[Problem description] Give back every record below word for word, with the pictures omitted.

[Material for the task]
══════

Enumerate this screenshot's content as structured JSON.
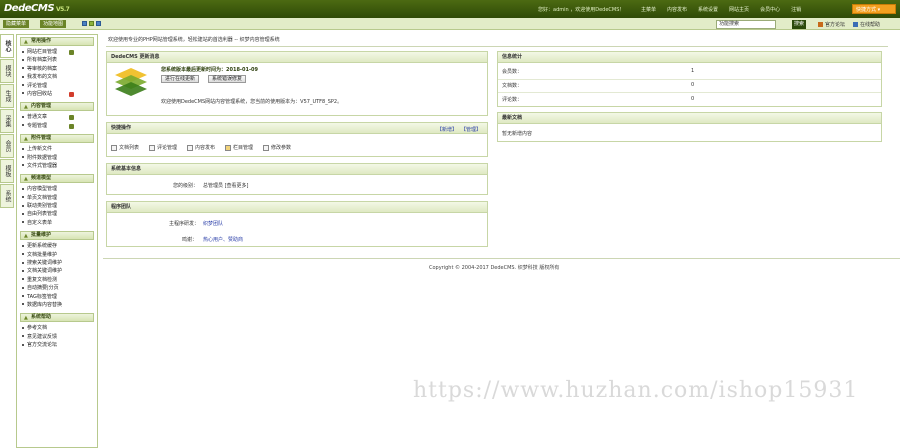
{
  "topbar": {
    "logo": "DedeCMS",
    "version": "V5.7",
    "welcome": "您好：admin ，欢迎使用DedeCMS！",
    "nav": [
      "主菜单",
      "内容发布",
      "系统设置",
      "网站主页",
      "会员中心",
      "注销"
    ],
    "quick_menu": "快捷方式"
  },
  "subbar": {
    "tabs": [
      "隐藏菜单",
      "功能地图"
    ],
    "search_value": "功能搜索",
    "search_button": "搜索",
    "links": [
      "官方论坛",
      "在线帮助"
    ]
  },
  "vtabs": [
    "核心",
    "模块",
    "生成",
    "采集",
    "会员",
    "模板",
    "系统"
  ],
  "sidebar": {
    "groups": [
      {
        "title": "常用操作",
        "items": [
          "网站栏目管理",
          "所有档案列表",
          "等审核的档案",
          "我发布的文档",
          "评论管理",
          "内容回收站"
        ]
      },
      {
        "title": "内容管理",
        "items": [
          "普通文章",
          "专题管理"
        ]
      },
      {
        "title": "附件管理",
        "items": [
          "上传新文件",
          "附件数据管理",
          "文件式管理器"
        ]
      },
      {
        "title": "频道模型",
        "items": [
          "内容模型管理",
          "单页文档管理",
          "联动类别管理",
          "自由列表管理",
          "自定义表单"
        ]
      },
      {
        "title": "批量维护",
        "items": [
          "更新系统缓存",
          "文档批量维护",
          "搜索关键词维护",
          "文档关键词维护",
          "重复文档检测",
          "自动摘要|分页",
          "TAG标签管理",
          "数据库内容替换"
        ]
      },
      {
        "title": "系统帮助",
        "items": [
          "参考文档",
          "意见建议反馈",
          "官方交流论坛"
        ]
      }
    ]
  },
  "breadcrumb": "欢迎使用专业的PHP网站管理系统，轻松建站的首选利器 -- 织梦内容管理系统",
  "update_panel": {
    "title": "DedeCMS 更新消息",
    "release_line": "您系统版本最后更新时间为：2018-01-09",
    "btn_online_update": "进行在线更新",
    "btn_sys_check": "系统错误修复",
    "message": "欢迎使用DedeCMS网站内容管理系统，您当前的使用版本为：V57_UTF8_SP2。"
  },
  "quick_panel": {
    "title": "快捷操作",
    "right_links": [
      "【新增】",
      "【管理】"
    ],
    "items": [
      "文档列表",
      "评论管理",
      "内容发布",
      "栏目管理",
      "修改参数"
    ]
  },
  "sysinfo_panel": {
    "title": "系统基本信息",
    "label": "您的级别：",
    "value": "总管理员 [查看更多]"
  },
  "team_panel": {
    "title": "程序团队",
    "rows": [
      {
        "label": "主程序研发：",
        "value": "织梦团队"
      },
      {
        "label": "鸣谢：",
        "value": "热心用户、赞助商"
      }
    ]
  },
  "stats_panel": {
    "title": "信息统计",
    "rows": [
      {
        "label": "会员数：",
        "value": "1"
      },
      {
        "label": "文档数：",
        "value": "0"
      },
      {
        "label": "评论数：",
        "value": "0"
      }
    ]
  },
  "latest_panel": {
    "title": "最新文档",
    "empty": "暂无新增内容"
  },
  "copyright": "Copyright © 2004-2017 DedeCMS. 织梦科技 版权所有",
  "watermark": "https://www.huzhan.com/ishop15931"
}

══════

[Answer box]
Enumerate this screenshot's content as structured JSON.
{
  "topbar": {
    "logo": "DedeCMS",
    "version": "V5.7",
    "welcome": "您好：admin ，欢迎使用DedeCMS！",
    "nav": [
      "主菜单",
      "内容发布",
      "系统设置",
      "网站主页",
      "会员中心",
      "注销"
    ],
    "quick_menu": "快捷方式"
  },
  "subbar": {
    "tabs": [
      "隐藏菜单",
      "功能地图"
    ],
    "search_value": "功能搜索",
    "search_button": "搜索",
    "links": [
      "官方论坛",
      "在线帮助"
    ]
  },
  "vtabs": [
    "核心",
    "模块",
    "生成",
    "采集",
    "会员",
    "模板",
    "系统"
  ],
  "sidebar": {
    "groups": [
      {
        "title": "常用操作",
        "items": [
          "网站栏目管理",
          "所有档案列表",
          "等审核的档案",
          "我发布的文档",
          "评论管理",
          "内容回收站"
        ]
      },
      {
        "title": "内容管理",
        "items": [
          "普通文章",
          "专题管理"
        ]
      },
      {
        "title": "附件管理",
        "items": [
          "上传新文件",
          "附件数据管理",
          "文件式管理器"
        ]
      },
      {
        "title": "频道模型",
        "items": [
          "内容模型管理",
          "单页文档管理",
          "联动类别管理",
          "自由列表管理",
          "自定义表单"
        ]
      },
      {
        "title": "批量维护",
        "items": [
          "更新系统缓存",
          "文档批量维护",
          "搜索关键词维护",
          "文档关键词维护",
          "重复文档检测",
          "自动摘要|分页",
          "TAG标签管理",
          "数据库内容替换"
        ]
      },
      {
        "title": "系统帮助",
        "items": [
          "参考文档",
          "意见建议反馈",
          "官方交流论坛"
        ]
      }
    ]
  },
  "breadcrumb": "欢迎使用专业的PHP网站管理系统，轻松建站的首选利器 -- 织梦内容管理系统",
  "update_panel": {
    "title": "DedeCMS 更新消息",
    "release_line": "您系统版本最后更新时间为：2018-01-09",
    "btn_online_update": "进行在线更新",
    "btn_sys_check": "系统错误修复",
    "message": "欢迎使用DedeCMS网站内容管理系统，您当前的使用版本为：V57_UTF8_SP2。"
  },
  "quick_panel": {
    "title": "快捷操作",
    "right_links": [
      "【新增】",
      "【管理】"
    ],
    "items": [
      "文档列表",
      "评论管理",
      "内容发布",
      "栏目管理",
      "修改参数"
    ]
  },
  "sysinfo_panel": {
    "title": "系统基本信息",
    "label": "您的级别：",
    "value": "总管理员 [查看更多]"
  },
  "team_panel": {
    "title": "程序团队",
    "rows": [
      {
        "label": "主程序研发：",
        "value": "织梦团队"
      },
      {
        "label": "鸣谢：",
        "value": "热心用户、赞助商"
      }
    ]
  },
  "stats_panel": {
    "title": "信息统计",
    "rows": [
      {
        "label": "会员数：",
        "value": "1"
      },
      {
        "label": "文档数：",
        "value": "0"
      },
      {
        "label": "评论数：",
        "value": "0"
      }
    ]
  },
  "latest_panel": {
    "title": "最新文档",
    "empty": "暂无新增内容"
  },
  "copyright": "Copyright © 2004-2017 DedeCMS. 织梦科技 版权所有",
  "watermark": "https://www.huzhan.com/ishop15931"
}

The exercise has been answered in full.